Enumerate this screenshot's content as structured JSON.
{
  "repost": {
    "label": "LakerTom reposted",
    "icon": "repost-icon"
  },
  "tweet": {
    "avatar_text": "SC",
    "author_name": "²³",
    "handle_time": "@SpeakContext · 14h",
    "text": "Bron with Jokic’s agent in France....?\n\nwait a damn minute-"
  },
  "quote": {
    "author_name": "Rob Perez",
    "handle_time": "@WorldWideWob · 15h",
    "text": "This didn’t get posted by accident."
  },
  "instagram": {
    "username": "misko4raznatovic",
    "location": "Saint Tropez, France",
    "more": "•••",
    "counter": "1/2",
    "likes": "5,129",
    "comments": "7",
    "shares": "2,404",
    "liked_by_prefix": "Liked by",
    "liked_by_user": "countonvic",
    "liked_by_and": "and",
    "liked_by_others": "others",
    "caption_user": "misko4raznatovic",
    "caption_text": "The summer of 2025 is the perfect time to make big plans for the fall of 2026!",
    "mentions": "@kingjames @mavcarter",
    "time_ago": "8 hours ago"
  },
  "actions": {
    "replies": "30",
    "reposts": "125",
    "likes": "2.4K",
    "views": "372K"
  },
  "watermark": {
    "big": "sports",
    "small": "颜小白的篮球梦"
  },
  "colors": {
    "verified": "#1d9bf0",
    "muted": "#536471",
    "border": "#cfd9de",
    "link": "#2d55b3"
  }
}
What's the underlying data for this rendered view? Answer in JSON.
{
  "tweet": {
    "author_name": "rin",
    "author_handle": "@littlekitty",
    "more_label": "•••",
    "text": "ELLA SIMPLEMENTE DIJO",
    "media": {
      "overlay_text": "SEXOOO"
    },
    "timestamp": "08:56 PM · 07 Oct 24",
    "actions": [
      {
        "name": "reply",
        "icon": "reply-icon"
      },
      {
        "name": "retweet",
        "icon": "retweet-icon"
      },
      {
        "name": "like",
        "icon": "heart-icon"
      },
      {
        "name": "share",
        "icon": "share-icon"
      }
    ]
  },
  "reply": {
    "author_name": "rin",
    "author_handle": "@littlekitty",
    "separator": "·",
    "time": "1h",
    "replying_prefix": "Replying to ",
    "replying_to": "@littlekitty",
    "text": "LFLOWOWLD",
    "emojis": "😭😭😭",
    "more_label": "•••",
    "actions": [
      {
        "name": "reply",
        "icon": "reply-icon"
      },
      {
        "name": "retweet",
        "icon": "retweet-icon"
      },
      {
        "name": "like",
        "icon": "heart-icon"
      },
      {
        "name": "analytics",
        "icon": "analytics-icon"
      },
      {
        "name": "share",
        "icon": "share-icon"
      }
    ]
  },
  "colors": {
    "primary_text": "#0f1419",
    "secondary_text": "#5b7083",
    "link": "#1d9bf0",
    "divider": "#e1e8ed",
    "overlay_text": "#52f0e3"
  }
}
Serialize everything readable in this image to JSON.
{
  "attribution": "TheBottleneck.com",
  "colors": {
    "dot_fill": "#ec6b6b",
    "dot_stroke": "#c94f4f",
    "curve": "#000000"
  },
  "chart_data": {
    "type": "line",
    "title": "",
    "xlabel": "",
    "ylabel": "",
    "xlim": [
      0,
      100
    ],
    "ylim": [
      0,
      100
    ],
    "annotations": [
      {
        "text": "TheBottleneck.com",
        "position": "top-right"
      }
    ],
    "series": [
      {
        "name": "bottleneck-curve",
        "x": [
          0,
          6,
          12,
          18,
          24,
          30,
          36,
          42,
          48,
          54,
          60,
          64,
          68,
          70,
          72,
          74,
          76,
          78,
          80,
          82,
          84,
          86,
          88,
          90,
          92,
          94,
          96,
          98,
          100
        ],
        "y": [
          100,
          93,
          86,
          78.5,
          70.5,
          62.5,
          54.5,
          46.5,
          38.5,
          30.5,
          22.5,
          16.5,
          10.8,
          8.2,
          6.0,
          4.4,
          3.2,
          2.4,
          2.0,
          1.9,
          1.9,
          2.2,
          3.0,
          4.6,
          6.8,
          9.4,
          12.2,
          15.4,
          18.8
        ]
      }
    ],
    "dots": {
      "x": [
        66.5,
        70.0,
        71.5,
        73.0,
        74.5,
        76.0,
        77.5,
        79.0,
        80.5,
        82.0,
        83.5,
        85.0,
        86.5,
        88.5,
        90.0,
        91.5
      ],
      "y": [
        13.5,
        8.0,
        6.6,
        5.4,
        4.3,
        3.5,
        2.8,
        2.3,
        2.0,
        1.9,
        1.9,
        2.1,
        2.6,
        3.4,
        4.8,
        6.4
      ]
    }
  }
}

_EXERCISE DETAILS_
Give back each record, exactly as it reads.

_YOUR RESPONSE_
Enumerate this screenshot's content as structured JSON.
{
  "repost": {
    "label": "LakerTom reposted",
    "icon": "repost-icon"
  },
  "tweet": {
    "avatar_text": "SC",
    "author_name": "²³",
    "handle_time": "@SpeakContext · 14h",
    "text": "Bron with Jokic’s agent in France....?\n\nwait a damn minute-"
  },
  "quote": {
    "author_name": "Rob Perez",
    "handle_time": "@WorldWideWob · 15h",
    "text": "This didn’t get posted by accident."
  },
  "instagram": {
    "username": "misko4raznatovic",
    "location": "Saint Tropez, France",
    "more": "•••",
    "counter": "1/2",
    "likes": "5,129",
    "comments": "7",
    "shares": "2,404",
    "liked_by_prefix": "Liked by",
    "liked_by_user": "countonvic",
    "liked_by_and": "and",
    "liked_by_others": "others",
    "caption_user": "misko4raznatovic",
    "caption_text": "The summer of 2025 is the perfect time to make big plans for the fall of 2026!",
    "mentions": "@kingjames @mavcarter",
    "time_ago": "8 hours ago"
  },
  "actions": {
    "replies": "30",
    "reposts": "125",
    "likes": "2.4K",
    "views": "372K"
  },
  "watermark": {
    "big": "sports",
    "small": "颜小白的篮球梦"
  },
  "colors": {
    "verified": "#1d9bf0",
    "muted": "#536471",
    "border": "#cfd9de",
    "link": "#2d55b3"
  }
}
What's the underlying data for this rendered view? Answer in JSON.
{
  "tweet": {
    "author_name": "rin",
    "author_handle": "@littlekitty",
    "more_label": "•••",
    "text": "ELLA SIMPLEMENTE DIJO",
    "media": {
      "overlay_text": "SEXOOO"
    },
    "timestamp": "08:56 PM · 07 Oct 24",
    "actions": [
      {
        "name": "reply",
        "icon": "reply-icon"
      },
      {
        "name": "retweet",
        "icon": "retweet-icon"
      },
      {
        "name": "like",
        "icon": "heart-icon"
      },
      {
        "name": "share",
        "icon": "share-icon"
      }
    ]
  },
  "reply": {
    "author_name": "rin",
    "author_handle": "@littlekitty",
    "separator": "·",
    "time": "1h",
    "replying_prefix": "Replying to ",
    "replying_to": "@littlekitty",
    "text": "LFLOWOWLD",
    "emojis": "😭😭😭",
    "more_label": "•••",
    "actions": [
      {
        "name": "reply",
        "icon": "reply-icon"
      },
      {
        "name": "retweet",
        "icon": "retweet-icon"
      },
      {
        "name": "like",
        "icon": "heart-icon"
      },
      {
        "name": "analytics",
        "icon": "analytics-icon"
      },
      {
        "name": "share",
        "icon": "share-icon"
      }
    ]
  },
  "colors": {
    "primary_text": "#0f1419",
    "secondary_text": "#5b7083",
    "link": "#1d9bf0",
    "divider": "#e1e8ed",
    "overlay_text": "#52f0e3"
  }
}
Serialize everything readable in this image to JSON.
{
  "attribution": "TheBottleneck.com",
  "colors": {
    "dot_fill": "#ec6b6b",
    "dot_stroke": "#c94f4f",
    "curve": "#000000"
  },
  "chart_data": {
    "type": "line",
    "title": "",
    "xlabel": "",
    "ylabel": "",
    "xlim": [
      0,
      100
    ],
    "ylim": [
      0,
      100
    ],
    "annotations": [
      {
        "text": "TheBottleneck.com",
        "position": "top-right"
      }
    ],
    "series": [
      {
        "name": "bottleneck-curve",
        "x": [
          0,
          6,
          12,
          18,
          24,
          30,
          36,
          42,
          48,
          54,
          60,
          64,
          68,
          70,
          72,
          74,
          76,
          78,
          80,
          82,
          84,
          86,
          88,
          90,
          92,
          94,
          96,
          98,
          100
        ],
        "y": [
          100,
          93,
          86,
          78.5,
          70.5,
          62.5,
          54.5,
          46.5,
          38.5,
          30.5,
          22.5,
          16.5,
          10.8,
          8.2,
          6.0,
          4.4,
          3.2,
          2.4,
          2.0,
          1.9,
          1.9,
          2.2,
          3.0,
          4.6,
          6.8,
          9.4,
          12.2,
          15.4,
          18.8
        ]
      }
    ],
    "dots": {
      "x": [
        66.5,
        70.0,
        71.5,
        73.0,
        74.5,
        76.0,
        77.5,
        79.0,
        80.5,
        82.0,
        83.5,
        85.0,
        86.5,
        88.5,
        90.0,
        91.5
      ],
      "y": [
        13.5,
        8.0,
        6.6,
        5.4,
        4.3,
        3.5,
        2.8,
        2.3,
        2.0,
        1.9,
        1.9,
        2.1,
        2.6,
        3.4,
        4.8,
        6.4
      ]
    }
  }
}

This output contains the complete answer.